— ASSIGNED TASK —
From the first entry to the last, copy each one exactly.

— DATA EXTRACT —
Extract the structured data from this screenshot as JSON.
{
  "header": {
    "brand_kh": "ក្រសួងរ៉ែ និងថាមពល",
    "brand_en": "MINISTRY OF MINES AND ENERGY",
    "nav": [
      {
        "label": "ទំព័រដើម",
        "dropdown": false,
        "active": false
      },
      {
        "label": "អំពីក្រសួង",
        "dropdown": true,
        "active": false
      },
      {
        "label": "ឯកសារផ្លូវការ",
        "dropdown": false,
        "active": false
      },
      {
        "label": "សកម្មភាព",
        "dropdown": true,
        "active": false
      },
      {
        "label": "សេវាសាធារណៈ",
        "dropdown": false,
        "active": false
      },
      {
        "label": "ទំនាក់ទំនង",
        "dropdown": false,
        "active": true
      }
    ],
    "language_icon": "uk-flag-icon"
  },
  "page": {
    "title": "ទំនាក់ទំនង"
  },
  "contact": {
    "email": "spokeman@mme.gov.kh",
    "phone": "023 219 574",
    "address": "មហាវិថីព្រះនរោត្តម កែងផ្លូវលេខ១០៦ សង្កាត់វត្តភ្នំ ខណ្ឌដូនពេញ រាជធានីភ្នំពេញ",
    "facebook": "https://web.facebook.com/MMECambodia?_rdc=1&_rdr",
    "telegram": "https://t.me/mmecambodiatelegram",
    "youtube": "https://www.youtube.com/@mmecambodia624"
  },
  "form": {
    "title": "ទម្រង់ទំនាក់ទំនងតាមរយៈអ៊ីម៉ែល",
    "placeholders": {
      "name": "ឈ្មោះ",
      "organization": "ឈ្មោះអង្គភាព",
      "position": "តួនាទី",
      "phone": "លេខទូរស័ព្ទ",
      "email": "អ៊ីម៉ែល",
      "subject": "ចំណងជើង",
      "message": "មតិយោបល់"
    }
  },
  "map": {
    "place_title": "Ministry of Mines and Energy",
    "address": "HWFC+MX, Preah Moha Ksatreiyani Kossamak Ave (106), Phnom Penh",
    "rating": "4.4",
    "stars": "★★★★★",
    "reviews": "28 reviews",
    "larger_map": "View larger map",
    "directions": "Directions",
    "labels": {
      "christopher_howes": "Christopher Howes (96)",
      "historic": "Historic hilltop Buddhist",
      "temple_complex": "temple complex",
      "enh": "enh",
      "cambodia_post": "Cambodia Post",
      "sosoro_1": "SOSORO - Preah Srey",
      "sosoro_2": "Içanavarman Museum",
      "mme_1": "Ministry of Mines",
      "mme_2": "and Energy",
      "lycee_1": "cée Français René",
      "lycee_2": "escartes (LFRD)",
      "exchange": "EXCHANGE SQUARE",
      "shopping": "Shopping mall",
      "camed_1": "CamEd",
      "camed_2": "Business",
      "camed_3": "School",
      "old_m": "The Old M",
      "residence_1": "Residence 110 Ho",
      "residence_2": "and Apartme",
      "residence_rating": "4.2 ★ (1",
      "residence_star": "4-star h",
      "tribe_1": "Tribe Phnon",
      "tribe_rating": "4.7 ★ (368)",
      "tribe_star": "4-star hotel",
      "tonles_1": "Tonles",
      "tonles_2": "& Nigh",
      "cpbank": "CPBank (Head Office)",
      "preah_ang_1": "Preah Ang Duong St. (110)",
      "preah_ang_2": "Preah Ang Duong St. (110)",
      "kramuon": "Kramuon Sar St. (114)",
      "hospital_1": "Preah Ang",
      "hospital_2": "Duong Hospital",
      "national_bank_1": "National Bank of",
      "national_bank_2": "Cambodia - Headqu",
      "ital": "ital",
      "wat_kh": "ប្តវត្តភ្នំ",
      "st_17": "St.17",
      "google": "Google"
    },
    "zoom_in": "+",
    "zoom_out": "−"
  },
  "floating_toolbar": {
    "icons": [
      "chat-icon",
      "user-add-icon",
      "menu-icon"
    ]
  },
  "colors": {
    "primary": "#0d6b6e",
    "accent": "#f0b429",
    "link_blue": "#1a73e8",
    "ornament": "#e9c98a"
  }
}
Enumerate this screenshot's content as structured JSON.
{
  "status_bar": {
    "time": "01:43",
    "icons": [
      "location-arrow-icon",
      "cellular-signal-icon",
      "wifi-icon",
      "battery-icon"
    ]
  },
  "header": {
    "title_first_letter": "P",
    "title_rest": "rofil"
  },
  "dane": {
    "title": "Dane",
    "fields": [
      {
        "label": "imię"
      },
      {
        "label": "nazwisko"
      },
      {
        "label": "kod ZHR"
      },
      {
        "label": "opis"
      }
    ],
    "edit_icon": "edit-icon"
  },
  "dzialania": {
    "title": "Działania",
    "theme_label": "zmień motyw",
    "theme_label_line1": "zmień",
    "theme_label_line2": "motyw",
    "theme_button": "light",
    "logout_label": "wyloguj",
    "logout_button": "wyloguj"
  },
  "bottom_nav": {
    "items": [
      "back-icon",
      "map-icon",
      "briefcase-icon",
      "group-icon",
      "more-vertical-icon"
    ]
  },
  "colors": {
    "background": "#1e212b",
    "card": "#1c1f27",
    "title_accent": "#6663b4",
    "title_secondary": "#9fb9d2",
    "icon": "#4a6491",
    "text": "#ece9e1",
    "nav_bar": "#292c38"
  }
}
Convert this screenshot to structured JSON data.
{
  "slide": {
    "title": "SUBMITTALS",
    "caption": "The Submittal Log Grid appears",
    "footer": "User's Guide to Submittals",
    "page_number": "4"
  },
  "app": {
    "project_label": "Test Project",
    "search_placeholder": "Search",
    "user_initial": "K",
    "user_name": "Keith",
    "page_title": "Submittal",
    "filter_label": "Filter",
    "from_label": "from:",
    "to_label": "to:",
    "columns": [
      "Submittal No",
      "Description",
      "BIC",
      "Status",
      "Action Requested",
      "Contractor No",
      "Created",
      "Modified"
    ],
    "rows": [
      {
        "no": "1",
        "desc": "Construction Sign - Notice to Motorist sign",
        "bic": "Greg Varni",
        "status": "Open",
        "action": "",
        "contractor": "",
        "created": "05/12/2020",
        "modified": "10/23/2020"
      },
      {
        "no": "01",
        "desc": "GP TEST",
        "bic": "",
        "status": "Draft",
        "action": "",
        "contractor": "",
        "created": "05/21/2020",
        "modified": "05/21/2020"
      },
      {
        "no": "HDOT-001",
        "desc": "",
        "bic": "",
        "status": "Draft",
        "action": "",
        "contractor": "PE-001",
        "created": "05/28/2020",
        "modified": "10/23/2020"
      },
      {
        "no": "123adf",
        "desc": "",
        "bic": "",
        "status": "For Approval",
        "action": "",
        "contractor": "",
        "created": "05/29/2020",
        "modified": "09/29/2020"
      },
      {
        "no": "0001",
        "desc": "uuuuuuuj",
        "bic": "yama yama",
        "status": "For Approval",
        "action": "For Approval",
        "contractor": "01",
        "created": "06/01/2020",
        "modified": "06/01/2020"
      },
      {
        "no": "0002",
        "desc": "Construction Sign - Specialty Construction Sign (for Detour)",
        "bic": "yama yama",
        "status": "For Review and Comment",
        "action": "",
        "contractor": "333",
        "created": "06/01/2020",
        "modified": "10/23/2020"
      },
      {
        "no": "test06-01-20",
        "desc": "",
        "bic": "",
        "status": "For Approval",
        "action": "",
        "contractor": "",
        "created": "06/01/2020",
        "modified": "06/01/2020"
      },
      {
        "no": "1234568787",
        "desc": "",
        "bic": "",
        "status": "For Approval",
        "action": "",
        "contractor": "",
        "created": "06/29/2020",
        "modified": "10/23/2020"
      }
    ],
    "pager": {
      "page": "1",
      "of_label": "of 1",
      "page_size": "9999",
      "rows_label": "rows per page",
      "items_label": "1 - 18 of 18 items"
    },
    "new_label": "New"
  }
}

— EXERCISE RESULT —
Extract the structured data from this screenshot as JSON.
{
  "header": {
    "brand_kh": "ក្រសួងរ៉ែ និងថាមពល",
    "brand_en": "MINISTRY OF MINES AND ENERGY",
    "nav": [
      {
        "label": "ទំព័រដើម",
        "dropdown": false,
        "active": false
      },
      {
        "label": "អំពីក្រសួង",
        "dropdown": true,
        "active": false
      },
      {
        "label": "ឯកសារផ្លូវការ",
        "dropdown": false,
        "active": false
      },
      {
        "label": "សកម្មភាព",
        "dropdown": true,
        "active": false
      },
      {
        "label": "សេវាសាធារណៈ",
        "dropdown": false,
        "active": false
      },
      {
        "label": "ទំនាក់ទំនង",
        "dropdown": false,
        "active": true
      }
    ],
    "language_icon": "uk-flag-icon"
  },
  "page": {
    "title": "ទំនាក់ទំនង"
  },
  "contact": {
    "email": "spokeman@mme.gov.kh",
    "phone": "023 219 574",
    "address": "មហាវិថីព្រះនរោត្តម កែងផ្លូវលេខ១០៦ សង្កាត់វត្តភ្នំ ខណ្ឌដូនពេញ រាជធានីភ្នំពេញ",
    "facebook": "https://web.facebook.com/MMECambodia?_rdc=1&_rdr",
    "telegram": "https://t.me/mmecambodiatelegram",
    "youtube": "https://www.youtube.com/@mmecambodia624"
  },
  "form": {
    "title": "ទម្រង់ទំនាក់ទំនងតាមរយៈអ៊ីម៉ែល",
    "placeholders": {
      "name": "ឈ្មោះ",
      "organization": "ឈ្មោះអង្គភាព",
      "position": "តួនាទី",
      "phone": "លេខទូរស័ព្ទ",
      "email": "អ៊ីម៉ែល",
      "subject": "ចំណងជើង",
      "message": "មតិយោបល់"
    }
  },
  "map": {
    "place_title": "Ministry of Mines and Energy",
    "address": "HWFC+MX, Preah Moha Ksatreiyani Kossamak Ave (106), Phnom Penh",
    "rating": "4.4",
    "stars": "★★★★★",
    "reviews": "28 reviews",
    "larger_map": "View larger map",
    "directions": "Directions",
    "labels": {
      "christopher_howes": "Christopher Howes (96)",
      "historic": "Historic hilltop Buddhist",
      "temple_complex": "temple complex",
      "enh": "enh",
      "cambodia_post": "Cambodia Post",
      "sosoro_1": "SOSORO - Preah Srey",
      "sosoro_2": "Içanavarman Museum",
      "mme_1": "Ministry of Mines",
      "mme_2": "and Energy",
      "lycee_1": "cée Français René",
      "lycee_2": "escartes (LFRD)",
      "exchange": "EXCHANGE SQUARE",
      "shopping": "Shopping mall",
      "camed_1": "CamEd",
      "camed_2": "Business",
      "camed_3": "School",
      "old_m": "The Old M",
      "residence_1": "Residence 110 Ho",
      "residence_2": "and Apartme",
      "residence_rating": "4.2 ★ (1",
      "residence_star": "4-star h",
      "tribe_1": "Tribe Phnon",
      "tribe_rating": "4.7 ★ (368)",
      "tribe_star": "4-star hotel",
      "tonles_1": "Tonles",
      "tonles_2": "& Nigh",
      "cpbank": "CPBank (Head Office)",
      "preah_ang_1": "Preah Ang Duong St. (110)",
      "preah_ang_2": "Preah Ang Duong St. (110)",
      "kramuon": "Kramuon Sar St. (114)",
      "hospital_1": "Preah Ang",
      "hospital_2": "Duong Hospital",
      "national_bank_1": "National Bank of",
      "national_bank_2": "Cambodia - Headqu",
      "ital": "ital",
      "wat_kh": "ប្តវត្តភ្នំ",
      "st_17": "St.17",
      "google": "Google"
    },
    "zoom_in": "+",
    "zoom_out": "−"
  },
  "floating_toolbar": {
    "icons": [
      "chat-icon",
      "user-add-icon",
      "menu-icon"
    ]
  },
  "colors": {
    "primary": "#0d6b6e",
    "accent": "#f0b429",
    "link_blue": "#1a73e8",
    "ornament": "#e9c98a"
  }
}
Enumerate this screenshot's content as structured JSON.
{
  "status_bar": {
    "time": "01:43",
    "icons": [
      "location-arrow-icon",
      "cellular-signal-icon",
      "wifi-icon",
      "battery-icon"
    ]
  },
  "header": {
    "title_first_letter": "P",
    "title_rest": "rofil"
  },
  "dane": {
    "title": "Dane",
    "fields": [
      {
        "label": "imię"
      },
      {
        "label": "nazwisko"
      },
      {
        "label": "kod ZHR"
      },
      {
        "label": "opis"
      }
    ],
    "edit_icon": "edit-icon"
  },
  "dzialania": {
    "title": "Działania",
    "theme_label": "zmień motyw",
    "theme_label_line1": "zmień",
    "theme_label_line2": "motyw",
    "theme_button": "light",
    "logout_label": "wyloguj",
    "logout_button": "wyloguj"
  },
  "bottom_nav": {
    "items": [
      "back-icon",
      "map-icon",
      "briefcase-icon",
      "group-icon",
      "more-vertical-icon"
    ]
  },
  "colors": {
    "background": "#1e212b",
    "card": "#1c1f27",
    "title_accent": "#6663b4",
    "title_secondary": "#9fb9d2",
    "icon": "#4a6491",
    "text": "#ece9e1",
    "nav_bar": "#292c38"
  }
}
Convert this screenshot to structured JSON data.
{
  "slide": {
    "title": "SUBMITTALS",
    "caption": "The Submittal Log Grid appears",
    "footer": "User's Guide to Submittals",
    "page_number": "4"
  },
  "app": {
    "project_label": "Test Project",
    "search_placeholder": "Search",
    "user_initial": "K",
    "user_name": "Keith",
    "page_title": "Submittal",
    "filter_label": "Filter",
    "from_label": "from:",
    "to_label": "to:",
    "columns": [
      "Submittal No",
      "Description",
      "BIC",
      "Status",
      "Action Requested",
      "Contractor No",
      "Created",
      "Modified"
    ],
    "rows": [
      {
        "no": "1",
        "desc": "Construction Sign - Notice to Motorist sign",
        "bic": "Greg Varni",
        "status": "Open",
        "action": "",
        "contractor": "",
        "created": "05/12/2020",
        "modified": "10/23/2020"
      },
      {
        "no": "01",
        "desc": "GP TEST",
        "bic": "",
        "status": "Draft",
        "action": "",
        "contractor": "",
        "created": "05/21/2020",
        "modified": "05/21/2020"
      },
      {
        "no": "HDOT-001",
        "desc": "",
        "bic": "",
        "status": "Draft",
        "action": "",
        "contractor": "PE-001",
        "created": "05/28/2020",
        "modified": "10/23/2020"
      },
      {
        "no": "123adf",
        "desc": "",
        "bic": "",
        "status": "For Approval",
        "action": "",
        "contractor": "",
        "created": "05/29/2020",
        "modified": "09/29/2020"
      },
      {
        "no": "0001",
        "desc": "uuuuuuuj",
        "bic": "yama yama",
        "status": "For Approval",
        "action": "For Approval",
        "contractor": "01",
        "created": "06/01/2020",
        "modified": "06/01/2020"
      },
      {
        "no": "0002",
        "desc": "Construction Sign - Specialty Construction Sign (for Detour)",
        "bic": "yama yama",
        "status": "For Review and Comment",
        "action": "",
        "contractor": "333",
        "created": "06/01/2020",
        "modified": "10/23/2020"
      },
      {
        "no": "test06-01-20",
        "desc": "",
        "bic": "",
        "status": "For Approval",
        "action": "",
        "contractor": "",
        "created": "06/01/2020",
        "modified": "06/01/2020"
      },
      {
        "no": "1234568787",
        "desc": "",
        "bic": "",
        "status": "For Approval",
        "action": "",
        "contractor": "",
        "created": "06/29/2020",
        "modified": "10/23/2020"
      }
    ],
    "pager": {
      "page": "1",
      "of_label": "of 1",
      "page_size": "9999",
      "rows_label": "rows per page",
      "items_label": "1 - 18 of 18 items"
    },
    "new_label": "New"
  }
}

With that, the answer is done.